Success Status Codes

Status Code Description
200 - OK Everything worked as expected. default
201 - CREATED Resource/instance was created. returned from save action
204 - NO_CONTENT response code on successful DELETE request
404 - NOT_FOUND The requested resource doesn't exist.
422 Validation errors.
405 - METHOD_NOT_ALLOWED If method (GET,POST,etc..) is not setup in static allowedMethods for action or resource is read only
406 - NOT_ACCEPTABLE Accept header requests a response in an unsupported format. not configed in mime-types. RestResponder uses this

Response Body.

Any response body will be one of the following:

  • A representation of a resource
  • An array of representations of a resource (either a JSON array, or list representation in xml)
  • an empty body

Any 'envelope' information is conveyed in headers.


Because large data sets are possible, paging is used for all GET index actions. The default page size is set to 100. 9ci will return four response headers along with the result set.

Header Description
X-Pagination-Limit The per page size limit. Defaults to 100
X-Pagination-Current-Page The current page. Defaults to 1.
X-Pagination-Total-Pages The total number of pages in the result list.
X-Pagination-Total-Count The total number of items across all pages.

To retrieve data for a specific page, simply specify the page query parameter /doodad?page=5.

Query parameters Description
page The page number to show
limit or max The number of items in the result list to show per page
offset The item number to start from (zero based) in the result list. Don't use both this and page

Pages start at 1 of course.
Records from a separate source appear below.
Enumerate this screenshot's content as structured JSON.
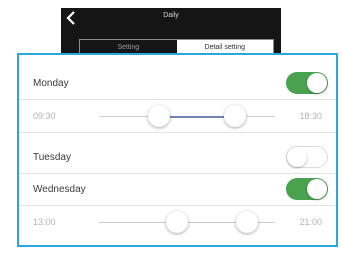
{
  "nav": {
    "title": "Daily",
    "back_icon": "chevron-left-icon"
  },
  "tabs": [
    {
      "label": "Setting",
      "active": false
    },
    {
      "label": "Detail setting",
      "active": true
    }
  ],
  "days": [
    {
      "name": "Monday",
      "enabled": true,
      "start": "09:30",
      "end": "18:30",
      "range_fraction": [
        0.42,
        0.84
      ]
    },
    {
      "name": "Tuesday",
      "enabled": false
    },
    {
      "name": "Wednesday",
      "enabled": true,
      "start": "13:00",
      "end": "21:00",
      "range_fraction": [
        0.54,
        0.9
      ]
    }
  ],
  "colors": {
    "toggle_on": "#4aa24f",
    "highlight_border": "#2aa7dc",
    "range_fill": "#6f86b5",
    "topbar": "#151515"
  }
}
Any value less than 1 will default to the first page while any value greater than Pagination-Total-Pages will simply return an empty result set.


Errors come in the form of HTTP response codes to indicate the success or failure of an API request. as listed as well as validation errors

Not all errors map cleanly onto HTTP response codes, however. When a request is valid but does not complete successfully (e.g., a card is declined), we return a 422 error code.

Status Code Description
422 - UNPROCESSABLE_ENTITY Validation errors.
404 - NOT_FOUND The requested resource doesn't exist.
405 - METHOD_NOT_ALLOWED If method (GET,POST,etc..) is not setup in static allowedMethods for action or resource is read only
406 - NOT_ACCEPTABLE Accept header requests a response in an unsupported format. not configed in mime-types. RestResponder uses this

Validation Errors 422

If you try to create or update a record with invalid data, you'll receive a 422 response code and the operation will fail.

You'll also receive an errors object in the response body with the resulting error messages. This object will have one key for each field with errors.

Each field will have an array of human readable error messages, as show below: